» **Raw data**:
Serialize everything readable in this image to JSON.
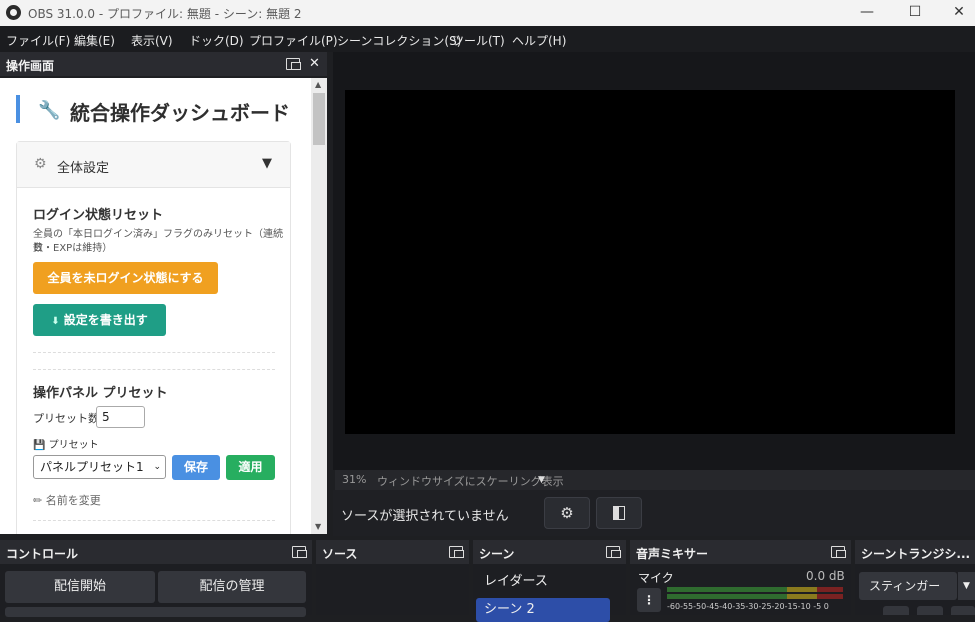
{
  "window": {
    "title": "OBS 31.0.0 - プロファイル: 無題 - シーン: 無題 2",
    "minimize": "—",
    "maximize": "☐",
    "close": "✕"
  },
  "menu": [
    "ファイル(F)",
    "編集(E)",
    "表示(V)",
    "ドック(D)",
    "プロファイル(P)",
    "シーンコレクション(S)",
    "ツール(T)",
    "ヘルプ(H)"
  ],
  "ops_dock": {
    "title": "操作画面",
    "close": "✕"
  },
  "dashboard": {
    "title": "統合操作ダッシュボード",
    "wrench": "🔧"
  },
  "card": {
    "title": "全体設定",
    "gear": "⚙",
    "caret": "▼"
  },
  "login_reset": {
    "title": "ログイン状態リセット",
    "desc_line1": "全員の「本日ログイン済み」フラグのみリセット（連続日",
    "desc_line2": "数・EXPは維持）",
    "reset_button": "全員を未ログイン状態にする",
    "export_button": "設定を書き出す",
    "export_icon": "⬇"
  },
  "preset": {
    "title": "操作パネル プリセット",
    "count_label": "プリセット数",
    "count_value": "5",
    "preset_label": "プリセット",
    "save_icon": "💾",
    "selected": "パネルプリセット1",
    "save_button": "保存",
    "apply_button": "適用",
    "rename": "名前を変更",
    "rename_icon": "✏"
  },
  "preview_bar": {
    "zoom": "31%",
    "mode": "ウィンドウサイズにスケーリング表示",
    "dropdown": "▼"
  },
  "source_bar": {
    "message": "ソースが選択されていません",
    "gear": "⚙"
  },
  "controls": {
    "title": "コントロール",
    "start_stream": "配信開始",
    "manage_stream": "配信の管理"
  },
  "sources": {
    "title": "ソース"
  },
  "scenes": {
    "title": "シーン",
    "items": [
      "レイダース",
      "シーン 2"
    ]
  },
  "mixer": {
    "title": "音声ミキサー",
    "channel": "マイク",
    "level": "0.0 dB",
    "scale": "-60-55-50-45-40-35-30-25-20-15-10 -5  0"
  },
  "transitions": {
    "title": "シーントランジシ...",
    "selected": "スティンガー",
    "dropdown": "▼"
  },
  "colors": {
    "accent_blue": "#4a90e2",
    "orange": "#f0a020",
    "teal": "#1f9e86",
    "green": "#27ae60",
    "save_blue": "#4a90e2",
    "scene_active": "#2d4ea8"
  }
}
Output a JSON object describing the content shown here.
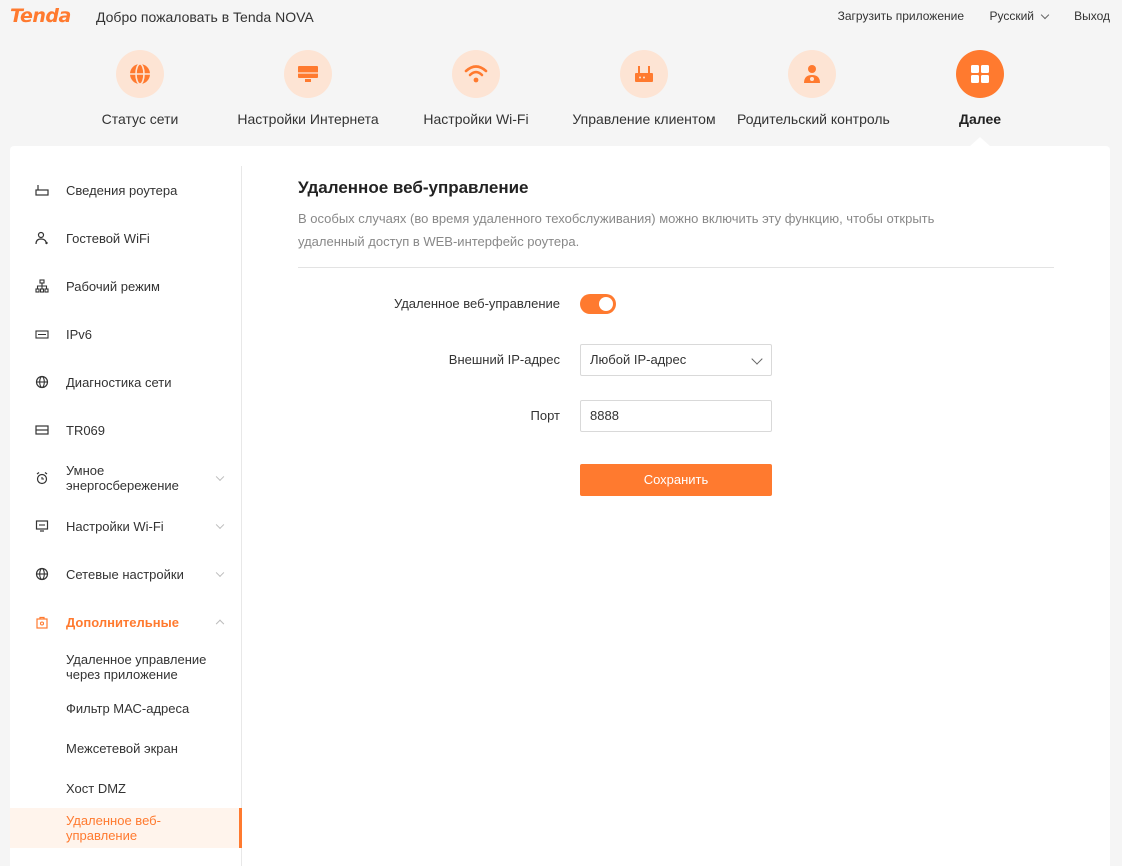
{
  "header": {
    "logo": "Tenda",
    "welcome": "Добро пожаловать в Tenda NOVA",
    "download_app": "Загрузить приложение",
    "language": "Русский",
    "logout": "Выход"
  },
  "nav": {
    "items": [
      {
        "label": "Статус сети",
        "icon": "globe-icon"
      },
      {
        "label": "Настройки Интернета",
        "icon": "monitor-icon"
      },
      {
        "label": "Настройки Wi-Fi",
        "icon": "wifi-icon"
      },
      {
        "label": "Управление клиентом",
        "icon": "router-icon"
      },
      {
        "label": "Родительский контроль",
        "icon": "parent-icon"
      },
      {
        "label": "Далее",
        "icon": "grid-icon"
      }
    ],
    "active": "Далее"
  },
  "sidebar": {
    "items": [
      {
        "label": "Сведения роутера",
        "icon": "router-info-icon"
      },
      {
        "label": "Гостевой WiFi",
        "icon": "guest-icon"
      },
      {
        "label": "Рабочий режим",
        "icon": "topology-icon"
      },
      {
        "label": "IPv6",
        "icon": "ipv6-icon"
      },
      {
        "label": "Диагностика сети",
        "icon": "globe-icon"
      },
      {
        "label": "TR069",
        "icon": "tr069-icon"
      },
      {
        "label": "Умное энергосбережение",
        "icon": "alarm-icon"
      },
      {
        "label": "Настройки Wi-Fi",
        "icon": "wifi-settings-icon"
      },
      {
        "label": "Сетевые настройки",
        "icon": "globe-icon"
      },
      {
        "label": "Дополнительные",
        "icon": "bag-icon"
      }
    ],
    "sub_items": [
      {
        "label": "Удаленное управление через приложение"
      },
      {
        "label": "Фильтр МАС-адреса"
      },
      {
        "label": "Межсетевой экран"
      },
      {
        "label": "Хост DMZ"
      },
      {
        "label": "Удаленное веб-управление"
      }
    ]
  },
  "content": {
    "title": "Удаленное веб-управление",
    "description": "В особых случаях (во время удаленного техобслуживания) можно включить эту функцию, чтобы открыть удаленный доступ в WEB-интерфейс роутера.",
    "fields": {
      "remote_web_label": "Удаленное веб-управление",
      "remote_web_enabled": true,
      "external_ip_label": "Внешний IP-адрес",
      "external_ip_value": "Любой IP-адрес",
      "port_label": "Порт",
      "port_value": "8888"
    },
    "save_label": "Сохранить"
  },
  "colors": {
    "accent": "#ff7a2f",
    "accent_light": "#fde4d4"
  }
}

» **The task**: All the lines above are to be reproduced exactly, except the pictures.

» **Answer section**:
Serialize everything readable in this image to JSON.
{
  "window": {
    "title": "OBS 31.0.0 - プロファイル: 無題 - シーン: 無題 2",
    "minimize": "—",
    "maximize": "☐",
    "close": "✕"
  },
  "menu": [
    "ファイル(F)",
    "編集(E)",
    "表示(V)",
    "ドック(D)",
    "プロファイル(P)",
    "シーンコレクション(S)",
    "ツール(T)",
    "ヘルプ(H)"
  ],
  "ops_dock": {
    "title": "操作画面",
    "close": "✕"
  },
  "dashboard": {
    "title": "統合操作ダッシュボード",
    "wrench": "🔧"
  },
  "card": {
    "title": "全体設定",
    "gear": "⚙",
    "caret": "▼"
  },
  "login_reset": {
    "title": "ログイン状態リセット",
    "desc_line1": "全員の「本日ログイン済み」フラグのみリセット（連続日",
    "desc_line2": "数・EXPは維持）",
    "reset_button": "全員を未ログイン状態にする",
    "export_button": "設定を書き出す",
    "export_icon": "⬇"
  },
  "preset": {
    "title": "操作パネル プリセット",
    "count_label": "プリセット数",
    "count_value": "5",
    "preset_label": "プリセット",
    "save_icon": "💾",
    "selected": "パネルプリセット1",
    "save_button": "保存",
    "apply_button": "適用",
    "rename": "名前を変更",
    "rename_icon": "✏"
  },
  "preview_bar": {
    "zoom": "31%",
    "mode": "ウィンドウサイズにスケーリング表示",
    "dropdown": "▼"
  },
  "source_bar": {
    "message": "ソースが選択されていません",
    "gear": "⚙"
  },
  "controls": {
    "title": "コントロール",
    "start_stream": "配信開始",
    "manage_stream": "配信の管理"
  },
  "sources": {
    "title": "ソース"
  },
  "scenes": {
    "title": "シーン",
    "items": [
      "レイダース",
      "シーン 2"
    ]
  },
  "mixer": {
    "title": "音声ミキサー",
    "channel": "マイク",
    "level": "0.0 dB",
    "scale": "-60-55-50-45-40-35-30-25-20-15-10 -5  0"
  },
  "transitions": {
    "title": "シーントランジシ...",
    "selected": "スティンガー",
    "dropdown": "▼"
  },
  "colors": {
    "accent_blue": "#4a90e2",
    "orange": "#f0a020",
    "teal": "#1f9e86",
    "green": "#27ae60",
    "save_blue": "#4a90e2",
    "scene_active": "#2d4ea8"
  }
}
Output a JSON object describing the content shown here.
{
  "header": {
    "logo": "Tenda",
    "welcome": "Добро пожаловать в Tenda NOVA",
    "download_app": "Загрузить приложение",
    "language": "Русский",
    "logout": "Выход"
  },
  "nav": {
    "items": [
      {
        "label": "Статус сети",
        "icon": "globe-icon"
      },
      {
        "label": "Настройки Интернета",
        "icon": "monitor-icon"
      },
      {
        "label": "Настройки Wi-Fi",
        "icon": "wifi-icon"
      },
      {
        "label": "Управление клиентом",
        "icon": "router-icon"
      },
      {
        "label": "Родительский контроль",
        "icon": "parent-icon"
      },
      {
        "label": "Далее",
        "icon": "grid-icon"
      }
    ],
    "active": "Далее"
  },
  "sidebar": {
    "items": [
      {
        "label": "Сведения роутера",
        "icon": "router-info-icon"
      },
      {
        "label": "Гостевой WiFi",
        "icon": "guest-icon"
      },
      {
        "label": "Рабочий режим",
        "icon": "topology-icon"
      },
      {
        "label": "IPv6",
        "icon": "ipv6-icon"
      },
      {
        "label": "Диагностика сети",
        "icon": "globe-icon"
      },
      {
        "label": "TR069",
        "icon": "tr069-icon"
      },
      {
        "label": "Умное энергосбережение",
        "icon": "alarm-icon"
      },
      {
        "label": "Настройки Wi-Fi",
        "icon": "wifi-settings-icon"
      },
      {
        "label": "Сетевые настройки",
        "icon": "globe-icon"
      },
      {
        "label": "Дополнительные",
        "icon": "bag-icon"
      }
    ],
    "sub_items": [
      {
        "label": "Удаленное управление через приложение"
      },
      {
        "label": "Фильтр МАС-адреса"
      },
      {
        "label": "Межсетевой экран"
      },
      {
        "label": "Хост DMZ"
      },
      {
        "label": "Удаленное веб-управление"
      }
    ]
  },
  "content": {
    "title": "Удаленное веб-управление",
    "description": "В особых случаях (во время удаленного техобслуживания) можно включить эту функцию, чтобы открыть удаленный доступ в WEB-интерфейс роутера.",
    "fields": {
      "remote_web_label": "Удаленное веб-управление",
      "remote_web_enabled": true,
      "external_ip_label": "Внешний IP-адрес",
      "external_ip_value": "Любой IP-адрес",
      "port_label": "Порт",
      "port_value": "8888"
    },
    "save_label": "Сохранить"
  },
  "colors": {
    "accent": "#ff7a2f",
    "accent_light": "#fde4d4"
  }
}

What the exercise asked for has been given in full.